Transmission needs a thing, something, to give. If there’s no-thing to give, there’s no-thing to receive, and with that—giver and taker subsequently lose their meaning.
For ages, silent Satsang has been one of the means trying to transmit so-called Enlightenment, or Self-Realization. The Koans behold a radically other approach, one frequently used in Zen Buddhism. And Allegories or Parables form yet another style, one often applied in the Christianity.
But how to transmit that which isn’t “a thing,” and moreover—which has no cause causing it?
Well, it simply can’t be done. Yet, what can be done is “showing” that it can’t be done. It’s showing that whatever it is the receiver wants to receive, he or she can’t “get.”
It’s un-gettable because there’s nothing to give. The thing the receiver is looking for is already in possession. But not as a thing. The paradox is that the receiver IS the thing itself.
It’s like a man looking for his head, a boy trying to step on his shadow, or a dog running in a circle trying to catch his own tail.
The role of the giver is to give nothing whatsoever. It’s to make sure that the taker will not “take” anything. What is more—the giver will take away everything the taker thinks he has.
In that particular sense, Matthew 13 verses 11-13 (quoting the Christian Bible) say it all:
…11 And Jesus answered them, “To you it has been granted to know the mysteries of the kingdom of heaven, but to them it has not been granted. 12″For whoever has, to him more shall be given, and he will have an abundance; but whoever does not have, even what he has shall be taken away from him. 13″Therefore I speak to them in parables; because while seeing they do not see, and while hearing they do not hear, nor do they understand.…
There are two very distinct views and thus subsequently distinct "methods and techniques" of how to “reach” Self-Realization. The first way of looking at it says it [ ... ]

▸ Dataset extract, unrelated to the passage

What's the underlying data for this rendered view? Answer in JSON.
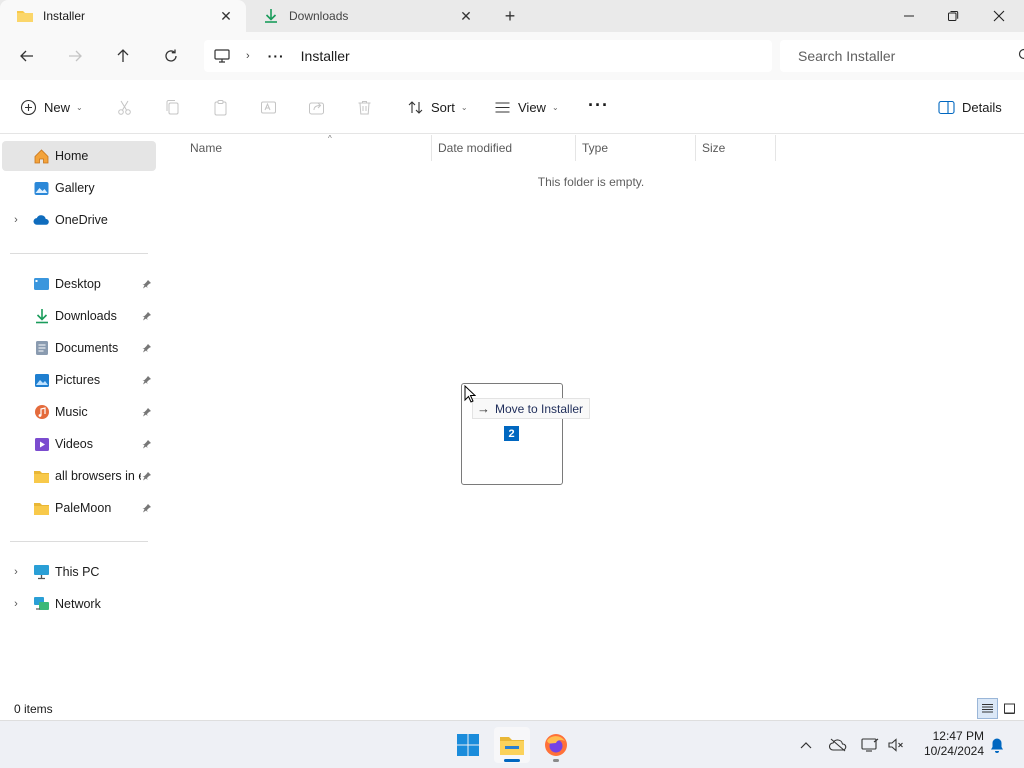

Our opinions are based on our knowledge and experience, which tend to change when our knowledge and experience change. Nothing new really, nothing strange---it’s how things works. [ ... ]